*** Data Section Begins ***
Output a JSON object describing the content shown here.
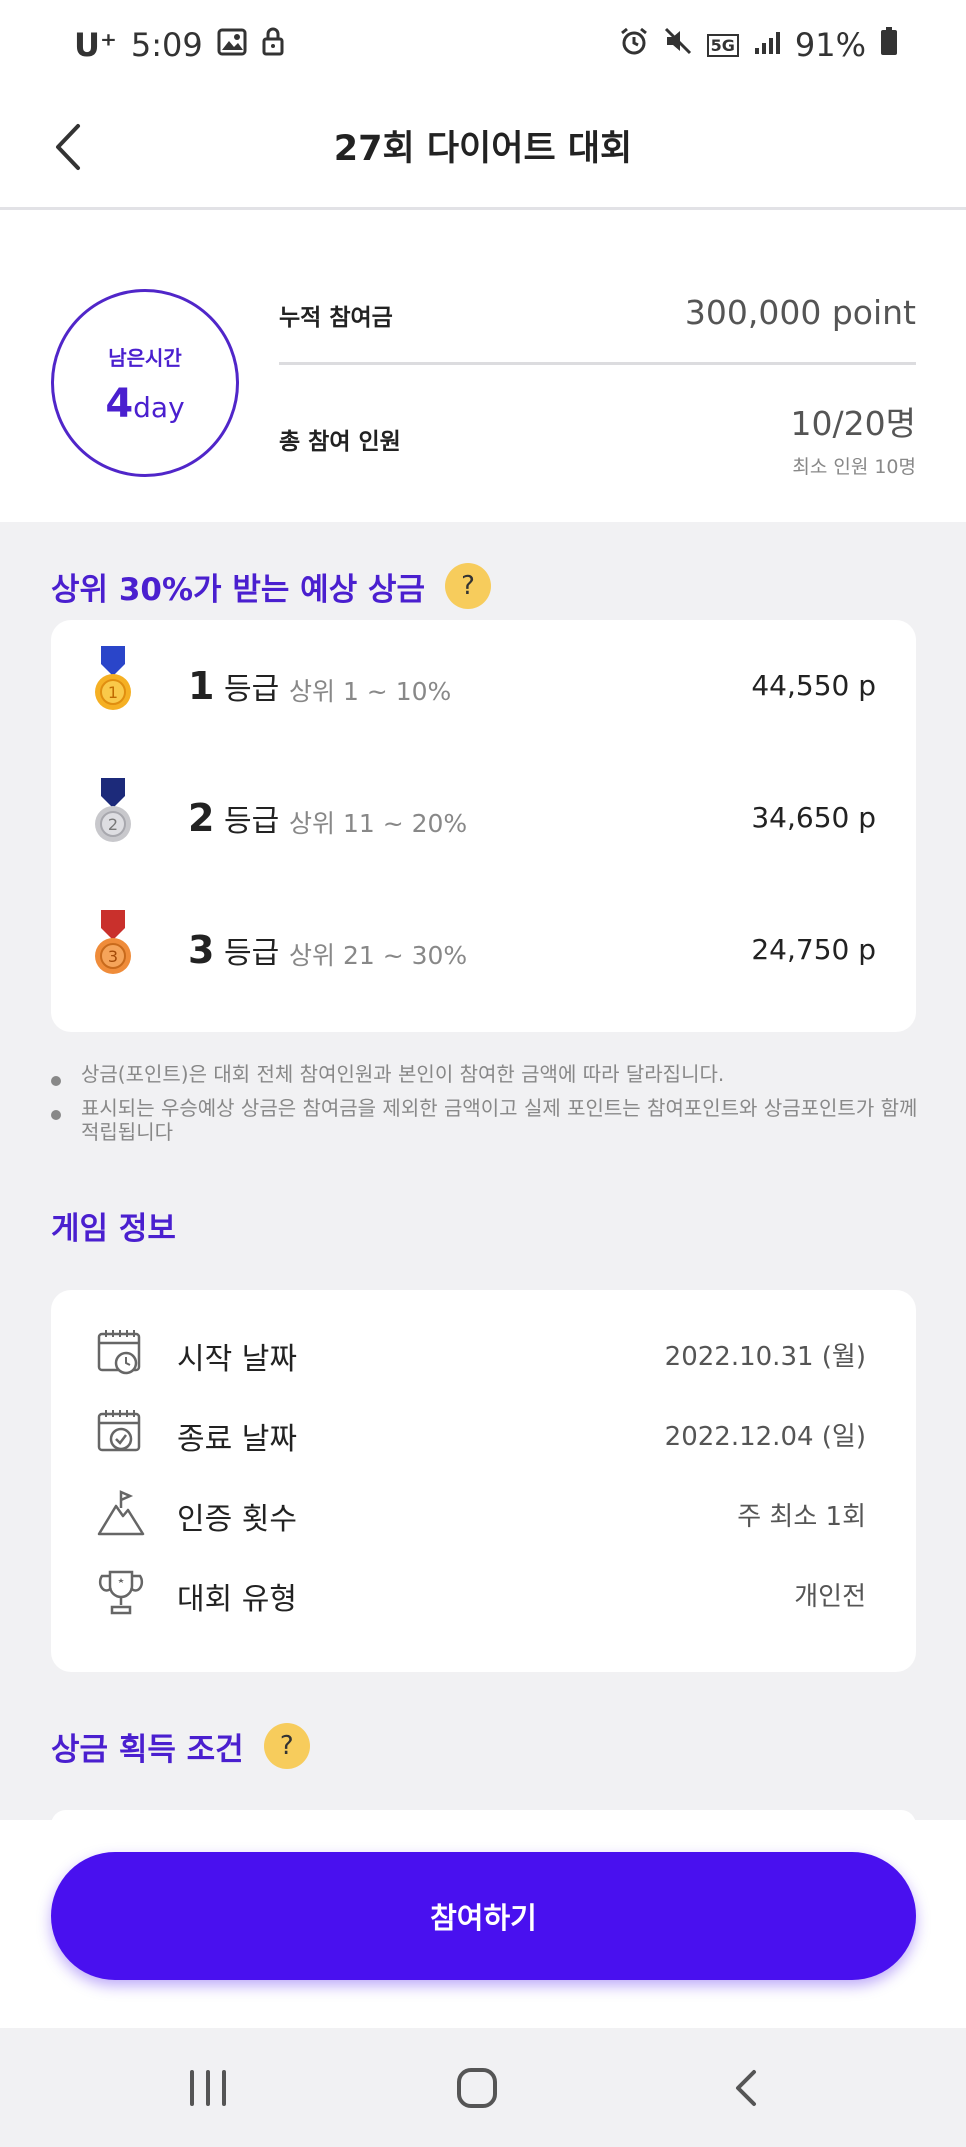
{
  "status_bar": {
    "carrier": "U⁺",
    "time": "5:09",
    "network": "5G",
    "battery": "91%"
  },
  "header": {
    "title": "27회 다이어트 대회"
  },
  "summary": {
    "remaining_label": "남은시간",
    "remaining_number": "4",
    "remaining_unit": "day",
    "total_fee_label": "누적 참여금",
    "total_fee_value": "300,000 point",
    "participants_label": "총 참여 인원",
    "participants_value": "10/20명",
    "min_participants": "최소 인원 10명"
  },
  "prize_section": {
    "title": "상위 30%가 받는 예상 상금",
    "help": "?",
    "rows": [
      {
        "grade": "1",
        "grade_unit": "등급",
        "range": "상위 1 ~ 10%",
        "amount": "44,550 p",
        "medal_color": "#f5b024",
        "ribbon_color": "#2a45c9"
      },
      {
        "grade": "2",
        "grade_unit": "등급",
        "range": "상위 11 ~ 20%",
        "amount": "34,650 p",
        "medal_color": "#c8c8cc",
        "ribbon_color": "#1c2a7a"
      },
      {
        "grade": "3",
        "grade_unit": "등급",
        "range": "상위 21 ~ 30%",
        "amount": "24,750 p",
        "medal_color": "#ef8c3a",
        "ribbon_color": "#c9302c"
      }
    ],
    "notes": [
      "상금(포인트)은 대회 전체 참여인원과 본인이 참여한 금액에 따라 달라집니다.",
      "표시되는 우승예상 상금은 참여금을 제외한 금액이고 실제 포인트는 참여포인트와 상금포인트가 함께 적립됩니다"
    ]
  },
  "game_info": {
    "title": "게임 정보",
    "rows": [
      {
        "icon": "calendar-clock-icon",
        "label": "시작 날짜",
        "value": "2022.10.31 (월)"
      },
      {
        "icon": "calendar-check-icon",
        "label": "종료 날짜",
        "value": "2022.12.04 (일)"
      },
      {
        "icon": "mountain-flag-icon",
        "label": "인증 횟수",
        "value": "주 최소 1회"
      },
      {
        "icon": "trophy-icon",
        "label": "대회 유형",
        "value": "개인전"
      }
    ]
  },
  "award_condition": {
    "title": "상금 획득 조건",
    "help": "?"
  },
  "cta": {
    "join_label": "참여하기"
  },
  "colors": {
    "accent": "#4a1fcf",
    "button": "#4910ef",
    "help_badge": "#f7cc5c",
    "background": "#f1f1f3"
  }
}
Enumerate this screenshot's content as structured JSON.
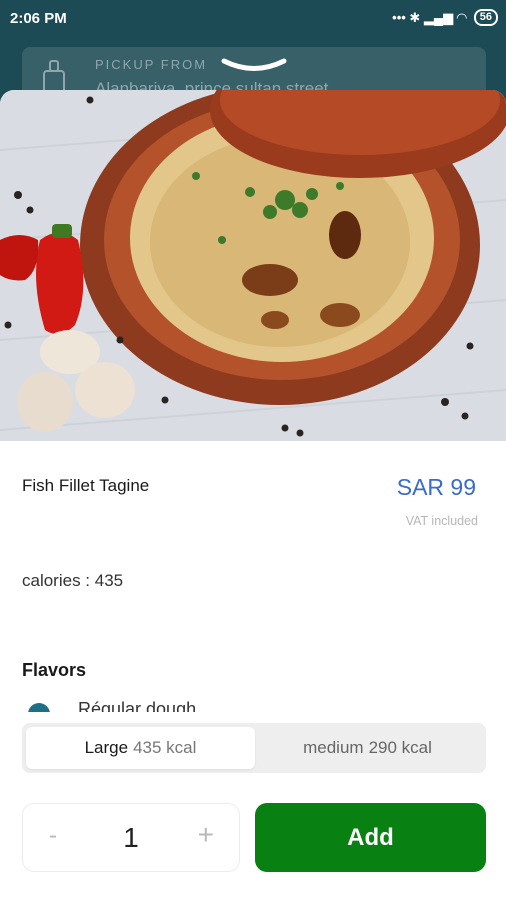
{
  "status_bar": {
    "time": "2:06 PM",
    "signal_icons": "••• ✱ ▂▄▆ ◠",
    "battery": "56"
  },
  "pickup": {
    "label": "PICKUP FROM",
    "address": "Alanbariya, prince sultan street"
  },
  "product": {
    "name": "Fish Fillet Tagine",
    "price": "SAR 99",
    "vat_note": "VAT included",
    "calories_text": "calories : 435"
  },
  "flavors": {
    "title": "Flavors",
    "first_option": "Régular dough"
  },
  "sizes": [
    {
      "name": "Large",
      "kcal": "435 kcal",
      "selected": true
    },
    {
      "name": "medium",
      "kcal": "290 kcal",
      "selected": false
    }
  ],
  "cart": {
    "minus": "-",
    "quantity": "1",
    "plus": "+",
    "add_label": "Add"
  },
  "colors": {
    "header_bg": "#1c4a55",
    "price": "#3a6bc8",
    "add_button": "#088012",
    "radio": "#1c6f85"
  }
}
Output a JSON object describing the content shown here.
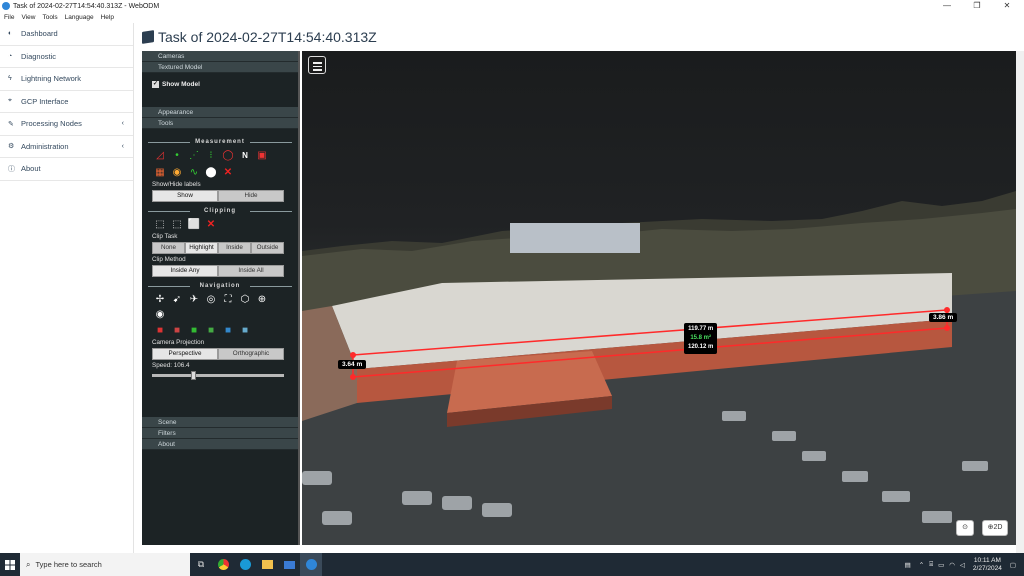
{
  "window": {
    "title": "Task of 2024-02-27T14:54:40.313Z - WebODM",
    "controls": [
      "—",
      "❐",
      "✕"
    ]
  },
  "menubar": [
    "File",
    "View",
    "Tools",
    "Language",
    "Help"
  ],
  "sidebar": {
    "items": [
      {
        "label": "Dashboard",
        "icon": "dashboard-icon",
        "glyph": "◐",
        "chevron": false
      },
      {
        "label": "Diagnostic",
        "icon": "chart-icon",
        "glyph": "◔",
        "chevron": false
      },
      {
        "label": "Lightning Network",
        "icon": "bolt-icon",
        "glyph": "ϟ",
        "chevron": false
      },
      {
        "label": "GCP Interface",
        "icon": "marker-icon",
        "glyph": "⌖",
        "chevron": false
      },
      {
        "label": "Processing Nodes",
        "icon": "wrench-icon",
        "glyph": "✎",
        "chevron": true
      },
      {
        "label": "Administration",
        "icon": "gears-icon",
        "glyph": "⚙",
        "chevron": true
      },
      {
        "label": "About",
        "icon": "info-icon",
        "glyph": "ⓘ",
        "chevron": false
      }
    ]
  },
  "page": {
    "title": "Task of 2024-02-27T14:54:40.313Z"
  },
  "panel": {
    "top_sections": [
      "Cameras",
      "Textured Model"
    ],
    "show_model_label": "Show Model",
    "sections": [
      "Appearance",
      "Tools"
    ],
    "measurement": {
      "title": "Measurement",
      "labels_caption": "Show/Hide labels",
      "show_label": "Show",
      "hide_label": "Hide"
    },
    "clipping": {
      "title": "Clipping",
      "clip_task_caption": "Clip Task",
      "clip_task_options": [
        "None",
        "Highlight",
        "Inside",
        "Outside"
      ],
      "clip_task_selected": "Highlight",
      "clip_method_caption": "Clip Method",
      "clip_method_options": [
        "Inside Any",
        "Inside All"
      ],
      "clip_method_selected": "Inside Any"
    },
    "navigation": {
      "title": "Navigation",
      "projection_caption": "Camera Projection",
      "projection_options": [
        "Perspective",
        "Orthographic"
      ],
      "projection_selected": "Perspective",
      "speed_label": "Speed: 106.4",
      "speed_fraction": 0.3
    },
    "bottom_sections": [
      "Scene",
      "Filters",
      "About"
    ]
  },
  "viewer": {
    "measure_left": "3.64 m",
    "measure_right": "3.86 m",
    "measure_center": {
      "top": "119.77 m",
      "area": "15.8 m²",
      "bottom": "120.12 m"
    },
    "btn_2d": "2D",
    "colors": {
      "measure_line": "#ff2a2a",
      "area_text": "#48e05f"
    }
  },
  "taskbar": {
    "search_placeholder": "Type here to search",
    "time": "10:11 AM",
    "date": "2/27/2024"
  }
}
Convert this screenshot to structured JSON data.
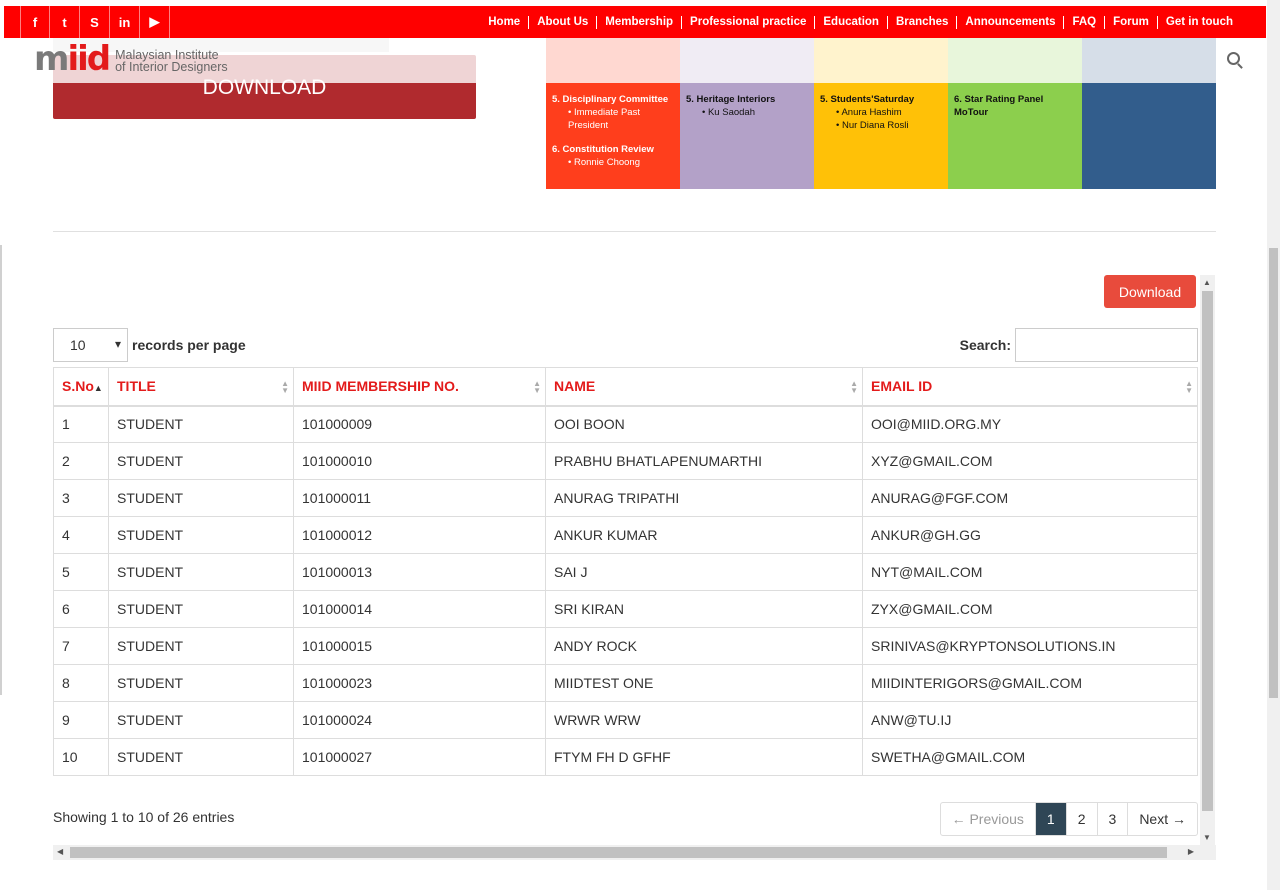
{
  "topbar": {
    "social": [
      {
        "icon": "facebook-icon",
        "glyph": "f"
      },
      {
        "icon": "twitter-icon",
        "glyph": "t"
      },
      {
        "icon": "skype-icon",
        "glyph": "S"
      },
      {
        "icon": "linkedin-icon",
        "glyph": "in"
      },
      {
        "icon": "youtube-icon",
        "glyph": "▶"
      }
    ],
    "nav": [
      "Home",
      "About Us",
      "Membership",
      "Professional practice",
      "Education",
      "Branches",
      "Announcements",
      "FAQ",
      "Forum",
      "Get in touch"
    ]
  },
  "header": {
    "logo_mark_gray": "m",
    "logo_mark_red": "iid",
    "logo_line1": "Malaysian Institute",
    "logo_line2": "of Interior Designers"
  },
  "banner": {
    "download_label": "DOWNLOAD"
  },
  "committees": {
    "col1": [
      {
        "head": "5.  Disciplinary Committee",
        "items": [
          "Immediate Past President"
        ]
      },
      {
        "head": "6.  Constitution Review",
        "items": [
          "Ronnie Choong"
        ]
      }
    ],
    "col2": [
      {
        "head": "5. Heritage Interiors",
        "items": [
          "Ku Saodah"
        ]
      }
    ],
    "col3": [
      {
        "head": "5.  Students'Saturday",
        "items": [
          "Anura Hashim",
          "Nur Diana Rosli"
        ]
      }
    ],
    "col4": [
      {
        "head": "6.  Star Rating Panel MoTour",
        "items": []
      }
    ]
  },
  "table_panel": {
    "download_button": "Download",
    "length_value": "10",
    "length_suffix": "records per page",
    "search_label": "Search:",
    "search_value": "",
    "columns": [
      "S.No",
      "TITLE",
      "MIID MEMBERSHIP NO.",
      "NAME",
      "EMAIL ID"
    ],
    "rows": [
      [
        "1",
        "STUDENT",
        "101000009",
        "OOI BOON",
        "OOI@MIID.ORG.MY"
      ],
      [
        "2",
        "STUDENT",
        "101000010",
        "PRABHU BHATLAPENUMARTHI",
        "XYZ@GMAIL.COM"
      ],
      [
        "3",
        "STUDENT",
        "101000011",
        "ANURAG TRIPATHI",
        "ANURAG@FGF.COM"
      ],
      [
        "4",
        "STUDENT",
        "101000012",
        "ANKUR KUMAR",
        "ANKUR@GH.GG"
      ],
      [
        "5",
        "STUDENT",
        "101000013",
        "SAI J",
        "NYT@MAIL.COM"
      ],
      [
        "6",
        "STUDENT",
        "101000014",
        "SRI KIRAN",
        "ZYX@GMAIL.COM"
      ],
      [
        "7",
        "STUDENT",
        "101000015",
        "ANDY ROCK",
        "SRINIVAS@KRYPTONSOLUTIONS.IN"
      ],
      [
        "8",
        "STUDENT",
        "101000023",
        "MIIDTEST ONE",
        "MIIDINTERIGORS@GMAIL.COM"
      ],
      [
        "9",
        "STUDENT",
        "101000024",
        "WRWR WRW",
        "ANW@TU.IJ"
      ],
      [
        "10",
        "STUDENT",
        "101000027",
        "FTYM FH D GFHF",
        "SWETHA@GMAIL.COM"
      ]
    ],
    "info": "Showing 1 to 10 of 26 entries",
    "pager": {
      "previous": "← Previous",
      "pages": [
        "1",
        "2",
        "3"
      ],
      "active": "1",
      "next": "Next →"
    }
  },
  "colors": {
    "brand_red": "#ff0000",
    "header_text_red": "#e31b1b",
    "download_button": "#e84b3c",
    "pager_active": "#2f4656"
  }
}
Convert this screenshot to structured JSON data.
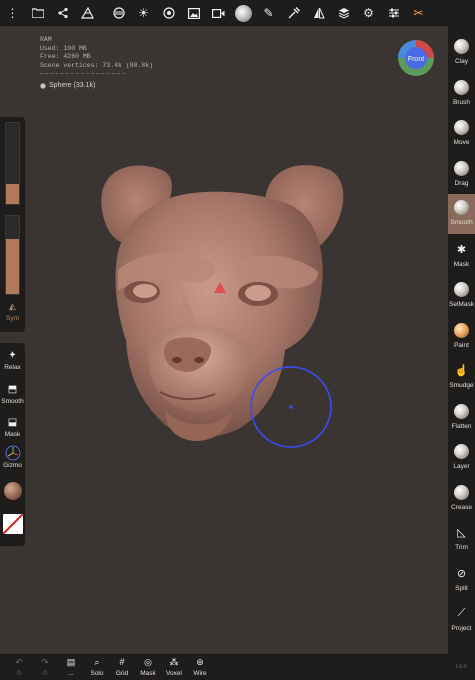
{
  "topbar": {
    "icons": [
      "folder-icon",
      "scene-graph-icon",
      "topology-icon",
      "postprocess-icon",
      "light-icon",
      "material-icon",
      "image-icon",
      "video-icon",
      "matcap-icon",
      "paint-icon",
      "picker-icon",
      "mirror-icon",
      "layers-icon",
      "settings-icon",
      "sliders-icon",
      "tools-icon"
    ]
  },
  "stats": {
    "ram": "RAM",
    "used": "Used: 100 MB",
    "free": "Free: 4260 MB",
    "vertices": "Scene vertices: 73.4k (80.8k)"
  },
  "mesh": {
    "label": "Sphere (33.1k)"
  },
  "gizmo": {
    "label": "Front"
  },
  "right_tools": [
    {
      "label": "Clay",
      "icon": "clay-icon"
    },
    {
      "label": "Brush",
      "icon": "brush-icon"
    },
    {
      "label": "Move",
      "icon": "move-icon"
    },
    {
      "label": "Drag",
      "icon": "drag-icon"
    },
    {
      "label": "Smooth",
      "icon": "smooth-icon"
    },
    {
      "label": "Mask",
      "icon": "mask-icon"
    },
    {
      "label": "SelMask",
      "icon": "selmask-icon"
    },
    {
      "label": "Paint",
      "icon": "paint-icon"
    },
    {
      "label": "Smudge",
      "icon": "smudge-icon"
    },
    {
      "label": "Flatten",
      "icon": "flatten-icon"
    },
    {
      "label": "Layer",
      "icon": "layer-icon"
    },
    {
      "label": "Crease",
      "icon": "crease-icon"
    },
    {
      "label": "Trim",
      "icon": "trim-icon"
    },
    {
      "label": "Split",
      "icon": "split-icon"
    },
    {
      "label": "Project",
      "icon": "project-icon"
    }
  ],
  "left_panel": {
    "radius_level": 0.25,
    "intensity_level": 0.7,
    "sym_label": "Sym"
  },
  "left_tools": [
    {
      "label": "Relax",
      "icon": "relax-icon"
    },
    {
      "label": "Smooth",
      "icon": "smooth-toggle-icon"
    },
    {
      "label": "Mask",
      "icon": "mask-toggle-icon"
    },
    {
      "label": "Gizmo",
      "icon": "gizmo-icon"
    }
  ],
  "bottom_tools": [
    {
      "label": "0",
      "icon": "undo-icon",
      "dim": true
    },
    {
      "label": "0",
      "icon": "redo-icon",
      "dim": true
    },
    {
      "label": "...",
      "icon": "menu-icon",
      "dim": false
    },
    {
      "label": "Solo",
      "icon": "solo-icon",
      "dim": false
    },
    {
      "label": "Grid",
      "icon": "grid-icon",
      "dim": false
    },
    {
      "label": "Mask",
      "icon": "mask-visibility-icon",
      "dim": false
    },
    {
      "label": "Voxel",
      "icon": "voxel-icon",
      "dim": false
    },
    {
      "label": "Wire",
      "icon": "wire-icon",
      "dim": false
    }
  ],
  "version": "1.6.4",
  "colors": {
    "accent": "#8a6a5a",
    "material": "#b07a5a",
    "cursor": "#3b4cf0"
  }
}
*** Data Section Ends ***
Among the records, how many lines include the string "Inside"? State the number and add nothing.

4